On September 27, 1990, the MPAA introduced the rating NC-17 (“No Children Under 17 Admitted”) as its official rating for adult-oriented films bearing the MPAA seal. Henry & June was the first film to receive the NC-17 rating.
The ratings used from 1990 to the late 1990s were:
- Rated G: General Audiences – All Ages Admitted.
- Rated PG: Parental Guidance Suggested – Some Material May Not be Suitable for Children.
- Rated PG-13: Parents Strongly Cautioned – Some Material May be Inappropriate for Children Under 13.
- Rated R: Restricted – Under 17 Requires Accompanying Parent or Adult Guardian.
- Rated NC-17: No Children 17 or Under Admitted.
In the late 1990s the NC-17 rating age limit was changed by rewording it from “No Children Under 17 Admitted” to “No One 17 And Under Admitted”. On January 18, 2012, it was changed to “No Children 17 and Under Admitted”. And, in practice, media that refused to advertise X-rated films and movies also refused to advertise NC-17 movies and films. In addition, large video distribution businesses such as Blockbuster video refused to stock NC-17 movies.
The sequel to the Deep Silver and Techland zombie apocalypse survival game, Dead Island, is on the way.
Just like the first trailer for Dead Island, which took the internet by storm upon its release (so much so that it led to a battle to acquire the movie rights well before the game arrived (eventually optioned by Lionsgate), a beautiful and haunting cinematic kicks things off for the sequel, which is titled Dead Island: Riptide.
The trailer isn’t quite as good as the one we saw for the first game, but still, it’s an excellent trailer well worth watching. You can watch it below now.
Melissa Sue Anderson is an American-Canadian actress. Born September 26, 1962 in Berkeley, California, she began her career as a child actress. Anderson is perhaps best known for her role as Mary Ingalls on the NBC television series Little House on the Prairie, as well as for her film roles; as Vivian in TV movie Midnight Offerings (1981), and as Ginny in the cult classic slasher flick, Happy Birthday to Me (1981).
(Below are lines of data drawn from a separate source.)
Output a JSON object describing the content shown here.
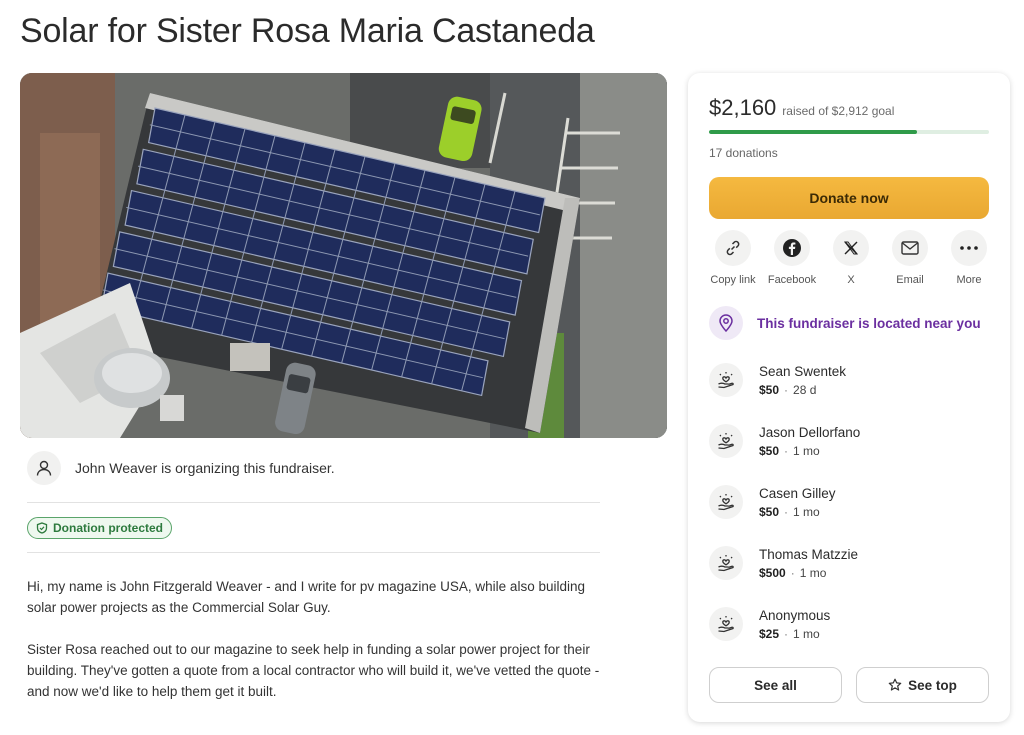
{
  "title": "Solar for Sister Rosa Maria Castaneda",
  "organizer": {
    "text": "John Weaver is organizing this fundraiser."
  },
  "protection_badge": "Donation protected",
  "story": {
    "p1": "Hi, my name is John Fitzgerald Weaver - and I write for pv magazine USA, while also building solar power projects as the Commercial Solar Guy.",
    "p2": "Sister Rosa reached out to our magazine to seek help in funding a solar power project for their building. They've gotten a quote from a local contractor who will build it, we've vetted the quote - and now we'd like to help them get it built."
  },
  "panel": {
    "raised_amount": "$2,160",
    "raised_goal": "raised of $2,912 goal",
    "progress_fraction": 0.742,
    "donations_count": "17 donations",
    "donate_label": "Donate now",
    "share": [
      {
        "label": "Copy link",
        "icon": "link-icon"
      },
      {
        "label": "Facebook",
        "icon": "facebook-icon"
      },
      {
        "label": "X",
        "icon": "x-icon"
      },
      {
        "label": "Email",
        "icon": "email-icon"
      },
      {
        "label": "More",
        "icon": "more-icon"
      }
    ],
    "nearby_text": "This fundraiser is located near you",
    "donors": [
      {
        "name": "Sean Swentek",
        "amount": "$50",
        "time": "28 d"
      },
      {
        "name": "Jason Dellorfano",
        "amount": "$50",
        "time": "1 mo"
      },
      {
        "name": "Casen Gilley",
        "amount": "$50",
        "time": "1 mo"
      },
      {
        "name": "Thomas Matzzie",
        "amount": "$500",
        "time": "1 mo"
      },
      {
        "name": "Anonymous",
        "amount": "$25",
        "time": "1 mo"
      }
    ],
    "see_all_label": "See all",
    "see_top_label": "See top"
  },
  "colors": {
    "accent_purple": "#6b2fa0",
    "progress_green": "#2f9b49",
    "donate_orange": "#f5b940"
  }
}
Happy Birthday to Me was released on May 15, 1981 and has since become something of a cult classic among fans of the slasher genre, with its bizarre murder methods and twisted climactic revelation. AllMovie gave the film a mixed review, writing, “Happy Birthday to Me stands out from the slasher movie pack of the early ’80s because it pushes all the genre’s elements to absurd heights. The murders, plot twists and, especially, the last-minute revelations that are dished up in the final reel don’t just deny credibility, they outright defy it.” Nailed it.